If you take a closer look, the two terms contradict each other. This is not done enough in the paper presented here. Unfortunately, corruption is lurking here in everyday life, the term AI has crept in as opportune, the meaning is not really given, the practical linguistic metaphor remains.

Perhaps it would be better to omit the term at all, since mostly only the misleading reference to an ideologue is meant, economically stimulating in the connotation, in the sense of the correctness of the linguistic description. Replacing the waiver will not require much more attention either, in the sense of correct descriptions.

But it would force you to always give extremely important details the same weighting in the linguistic communication - above all, how precisely the correctness of the various implementations of details was carried out. At the ideological level, this is seen as annoying. At the same time, however, the consequences differ here, which is to be expected in terms of use. Here the linguistic sloppiness is downright destructive.

The umbrella term AI is simply too cheap to be sustainable.

Just the repeated sober description, instead of the shortened metaphor of the self-learning machine, would be helpful to learn for yourself to gradually get to the point what is meant, if emphasized often enough. If humans are incapable of describing their living environment in the most important matters (and these are seldom of a technical nature), the projection as the hoped-for mimesis is only an expression of their arrogance as a mournful figure. That people take on this role more rigorously would also be helpful for themselves, as well as being more precise about what they are doing there.

****

One thinks, for example, of the transition from language and thinking to the pure mimicry of language and thinking, there is far and wide no progress in the game, in the sense that it is about people who lead a life, rather silliness or the dangerous exaggeration of desires.

As with most of the modern history of technology, the first wish will unfortunately only revolve around a key topic - that of the hoped-for safeguarding of rule, as well as totalitarian in consequence - no matter how idiotic the silliness behind it is.

And that is, in turn, an immensely relevant question about the description of the living environment - or its corruption, if questions do not advance to that point and are not supposed to be answered correctly.

A further dimension can also be indicated: the narrowing of the research horizon from scientific description to quantity is only a cultural-historical coincidence (classically based on the time of Galileo). This does not make a statement about a concept of truth as to whether other models of knowledge would not have been just as suitable for science as a social enterprise.

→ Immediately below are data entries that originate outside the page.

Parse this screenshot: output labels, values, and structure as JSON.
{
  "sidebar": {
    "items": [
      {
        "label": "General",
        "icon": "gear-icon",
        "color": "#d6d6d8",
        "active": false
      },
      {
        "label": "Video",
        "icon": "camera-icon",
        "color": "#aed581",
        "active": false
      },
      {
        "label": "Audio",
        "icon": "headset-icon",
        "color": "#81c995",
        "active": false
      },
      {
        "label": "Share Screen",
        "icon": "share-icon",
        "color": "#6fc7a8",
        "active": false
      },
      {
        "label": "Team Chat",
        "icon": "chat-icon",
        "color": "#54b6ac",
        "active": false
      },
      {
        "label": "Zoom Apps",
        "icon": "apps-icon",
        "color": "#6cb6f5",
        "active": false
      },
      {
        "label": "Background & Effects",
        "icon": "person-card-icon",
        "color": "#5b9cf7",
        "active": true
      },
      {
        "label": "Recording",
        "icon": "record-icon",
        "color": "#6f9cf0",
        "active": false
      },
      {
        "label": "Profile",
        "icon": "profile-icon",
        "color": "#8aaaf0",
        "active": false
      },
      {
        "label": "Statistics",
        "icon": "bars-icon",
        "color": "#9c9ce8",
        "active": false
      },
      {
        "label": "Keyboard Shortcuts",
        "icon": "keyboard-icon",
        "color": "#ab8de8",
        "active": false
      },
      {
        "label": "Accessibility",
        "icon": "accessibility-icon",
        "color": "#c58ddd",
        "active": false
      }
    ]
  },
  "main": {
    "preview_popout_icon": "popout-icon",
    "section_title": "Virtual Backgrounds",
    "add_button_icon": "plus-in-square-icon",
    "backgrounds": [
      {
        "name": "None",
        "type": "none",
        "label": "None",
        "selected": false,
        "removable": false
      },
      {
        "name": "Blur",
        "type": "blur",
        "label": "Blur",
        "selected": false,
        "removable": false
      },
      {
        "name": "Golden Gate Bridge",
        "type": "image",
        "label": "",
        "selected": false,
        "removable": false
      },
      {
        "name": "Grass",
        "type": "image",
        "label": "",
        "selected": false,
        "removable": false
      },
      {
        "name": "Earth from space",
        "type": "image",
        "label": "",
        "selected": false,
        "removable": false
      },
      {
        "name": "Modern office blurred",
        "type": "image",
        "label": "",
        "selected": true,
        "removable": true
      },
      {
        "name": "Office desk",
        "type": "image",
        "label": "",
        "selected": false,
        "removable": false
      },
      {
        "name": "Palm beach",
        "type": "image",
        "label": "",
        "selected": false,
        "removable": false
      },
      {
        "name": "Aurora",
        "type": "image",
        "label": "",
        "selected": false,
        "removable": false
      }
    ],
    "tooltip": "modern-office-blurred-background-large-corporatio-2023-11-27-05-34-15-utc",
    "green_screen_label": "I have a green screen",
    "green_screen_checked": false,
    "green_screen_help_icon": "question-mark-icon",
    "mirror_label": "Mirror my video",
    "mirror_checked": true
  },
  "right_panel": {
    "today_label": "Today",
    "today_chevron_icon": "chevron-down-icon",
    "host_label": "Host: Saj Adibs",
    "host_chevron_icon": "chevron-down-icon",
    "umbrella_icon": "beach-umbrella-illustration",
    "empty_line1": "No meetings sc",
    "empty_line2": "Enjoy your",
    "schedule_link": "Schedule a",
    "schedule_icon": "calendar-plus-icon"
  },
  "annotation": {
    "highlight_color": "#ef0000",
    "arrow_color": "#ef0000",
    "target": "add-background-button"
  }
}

As the inner workings of machines are now carried to such an extent that the resulting behavior is no longer within the prediction horizon, man has at the same time planned that he should also include this absolutization of quantifiability as a universal method when describing the world of life.

One cannot expect this, however, since at the same time the character's horizon for reliable honesty in the investigations is massively on the decline. To tinker with doomsday machines with enthusiasm and enthusiasm is the first measure of importance and speaks for the contempt for a sense of responsibility.

So much for the loose coupling of a concept of lifeworld with the undertaking found.

A committed policy has a long way to go.

Perhaps it can be stated experimentally: only mimetics is always implanted. It could be called for guidelines on mimesis, as an abstraction of desires, to be named in an isolating manner, as well as the quality of adherence to and adherence to boundaries. This also requires being able to name the use of linguistic metaphors, as opposed to dealing with factual values ​​- which becomes tricky when factual values ​​in turn only represent linguistic metaphors. Quality in the workplace, honesty in implementation could help, but who wants to translate that into guidelines without either becoming arbitrary or strangling if the staff is too out of practice when dealing with them?